[WHAT TO PRODUCE]
Tally how many lines in the material include the word "nPROJECT", then give that figure by itself.
** DATASET RECORDS follows **
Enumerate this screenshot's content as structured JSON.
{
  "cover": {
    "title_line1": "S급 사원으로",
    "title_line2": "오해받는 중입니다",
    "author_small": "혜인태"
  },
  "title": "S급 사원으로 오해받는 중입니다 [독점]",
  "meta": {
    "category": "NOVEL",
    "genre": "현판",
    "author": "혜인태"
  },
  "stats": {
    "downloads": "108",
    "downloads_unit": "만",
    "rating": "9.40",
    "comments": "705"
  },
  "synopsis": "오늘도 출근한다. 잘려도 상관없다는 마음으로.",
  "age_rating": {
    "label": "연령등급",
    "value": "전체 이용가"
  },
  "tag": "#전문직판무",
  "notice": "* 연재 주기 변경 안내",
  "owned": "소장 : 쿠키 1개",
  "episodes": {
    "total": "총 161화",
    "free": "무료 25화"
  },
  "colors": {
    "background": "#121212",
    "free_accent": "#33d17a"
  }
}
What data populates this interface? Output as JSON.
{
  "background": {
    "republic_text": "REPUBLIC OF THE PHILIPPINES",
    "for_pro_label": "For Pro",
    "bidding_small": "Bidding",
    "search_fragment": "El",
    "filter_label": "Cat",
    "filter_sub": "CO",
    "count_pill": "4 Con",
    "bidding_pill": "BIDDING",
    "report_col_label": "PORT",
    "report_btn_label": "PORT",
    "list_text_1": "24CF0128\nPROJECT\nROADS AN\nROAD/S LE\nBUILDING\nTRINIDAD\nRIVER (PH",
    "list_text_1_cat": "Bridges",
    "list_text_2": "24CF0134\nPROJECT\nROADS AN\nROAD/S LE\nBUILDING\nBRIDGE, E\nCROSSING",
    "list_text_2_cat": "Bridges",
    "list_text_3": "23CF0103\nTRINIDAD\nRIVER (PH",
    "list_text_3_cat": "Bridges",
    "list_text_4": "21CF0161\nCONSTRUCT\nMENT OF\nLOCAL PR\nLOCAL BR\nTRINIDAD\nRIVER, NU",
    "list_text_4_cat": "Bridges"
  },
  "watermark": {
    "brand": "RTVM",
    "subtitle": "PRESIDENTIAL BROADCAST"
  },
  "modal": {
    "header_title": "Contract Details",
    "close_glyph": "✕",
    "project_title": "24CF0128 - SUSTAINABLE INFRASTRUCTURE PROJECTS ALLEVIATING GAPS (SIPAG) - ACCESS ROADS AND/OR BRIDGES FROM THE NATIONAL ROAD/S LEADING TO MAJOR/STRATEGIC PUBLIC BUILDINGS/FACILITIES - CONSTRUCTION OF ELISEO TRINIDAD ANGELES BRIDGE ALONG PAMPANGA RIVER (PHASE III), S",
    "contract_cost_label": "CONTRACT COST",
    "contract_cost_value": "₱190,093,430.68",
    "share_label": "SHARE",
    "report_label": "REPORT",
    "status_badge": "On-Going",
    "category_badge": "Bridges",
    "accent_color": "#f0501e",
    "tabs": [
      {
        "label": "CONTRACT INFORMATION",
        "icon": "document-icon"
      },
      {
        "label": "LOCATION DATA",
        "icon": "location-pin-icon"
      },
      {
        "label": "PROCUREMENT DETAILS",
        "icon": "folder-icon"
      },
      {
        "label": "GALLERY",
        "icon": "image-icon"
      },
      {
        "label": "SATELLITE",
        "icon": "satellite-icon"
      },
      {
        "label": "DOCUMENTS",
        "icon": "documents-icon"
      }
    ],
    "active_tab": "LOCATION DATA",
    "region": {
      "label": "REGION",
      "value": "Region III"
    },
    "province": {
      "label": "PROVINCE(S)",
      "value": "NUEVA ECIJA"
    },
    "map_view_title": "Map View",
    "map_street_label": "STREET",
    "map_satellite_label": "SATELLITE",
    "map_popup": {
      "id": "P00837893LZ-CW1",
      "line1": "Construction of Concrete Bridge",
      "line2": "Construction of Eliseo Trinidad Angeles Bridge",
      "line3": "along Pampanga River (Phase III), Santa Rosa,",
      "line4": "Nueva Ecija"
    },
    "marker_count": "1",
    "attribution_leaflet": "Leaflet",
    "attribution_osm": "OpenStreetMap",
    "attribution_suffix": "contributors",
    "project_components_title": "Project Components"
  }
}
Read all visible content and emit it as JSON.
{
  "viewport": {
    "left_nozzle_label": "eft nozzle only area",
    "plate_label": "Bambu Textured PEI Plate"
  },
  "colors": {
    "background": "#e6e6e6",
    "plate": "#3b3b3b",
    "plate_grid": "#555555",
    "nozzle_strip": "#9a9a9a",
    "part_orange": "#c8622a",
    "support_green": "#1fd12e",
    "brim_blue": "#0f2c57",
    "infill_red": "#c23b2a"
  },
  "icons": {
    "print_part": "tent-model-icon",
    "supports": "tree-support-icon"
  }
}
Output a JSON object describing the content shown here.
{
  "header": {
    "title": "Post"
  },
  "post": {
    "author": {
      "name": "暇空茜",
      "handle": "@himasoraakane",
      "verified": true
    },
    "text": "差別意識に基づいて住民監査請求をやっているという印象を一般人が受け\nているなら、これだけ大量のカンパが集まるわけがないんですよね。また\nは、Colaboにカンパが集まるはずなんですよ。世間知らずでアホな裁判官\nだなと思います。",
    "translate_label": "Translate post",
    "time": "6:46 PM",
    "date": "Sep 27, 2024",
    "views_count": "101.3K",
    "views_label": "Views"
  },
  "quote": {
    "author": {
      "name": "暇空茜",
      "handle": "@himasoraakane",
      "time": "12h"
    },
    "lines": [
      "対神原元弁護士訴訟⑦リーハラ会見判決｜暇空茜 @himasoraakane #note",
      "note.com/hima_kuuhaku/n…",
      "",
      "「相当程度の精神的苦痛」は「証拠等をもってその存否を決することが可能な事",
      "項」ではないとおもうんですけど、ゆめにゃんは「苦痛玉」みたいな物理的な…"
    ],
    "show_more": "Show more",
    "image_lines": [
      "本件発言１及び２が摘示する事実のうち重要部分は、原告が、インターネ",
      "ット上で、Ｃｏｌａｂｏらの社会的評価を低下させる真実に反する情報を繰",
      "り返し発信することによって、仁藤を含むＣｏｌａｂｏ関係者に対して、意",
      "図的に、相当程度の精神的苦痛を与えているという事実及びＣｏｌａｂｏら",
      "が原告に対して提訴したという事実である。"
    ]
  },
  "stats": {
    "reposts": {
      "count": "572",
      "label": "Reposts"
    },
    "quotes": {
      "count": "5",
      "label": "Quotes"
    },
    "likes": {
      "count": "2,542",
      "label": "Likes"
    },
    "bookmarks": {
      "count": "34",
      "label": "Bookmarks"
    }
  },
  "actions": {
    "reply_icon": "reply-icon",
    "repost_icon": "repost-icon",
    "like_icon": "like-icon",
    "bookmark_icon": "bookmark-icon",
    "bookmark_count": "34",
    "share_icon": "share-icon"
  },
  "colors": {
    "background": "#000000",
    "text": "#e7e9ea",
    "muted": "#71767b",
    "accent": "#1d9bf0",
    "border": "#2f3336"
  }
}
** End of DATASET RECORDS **
[OUTPUT FOR THIS EXERCISE]
2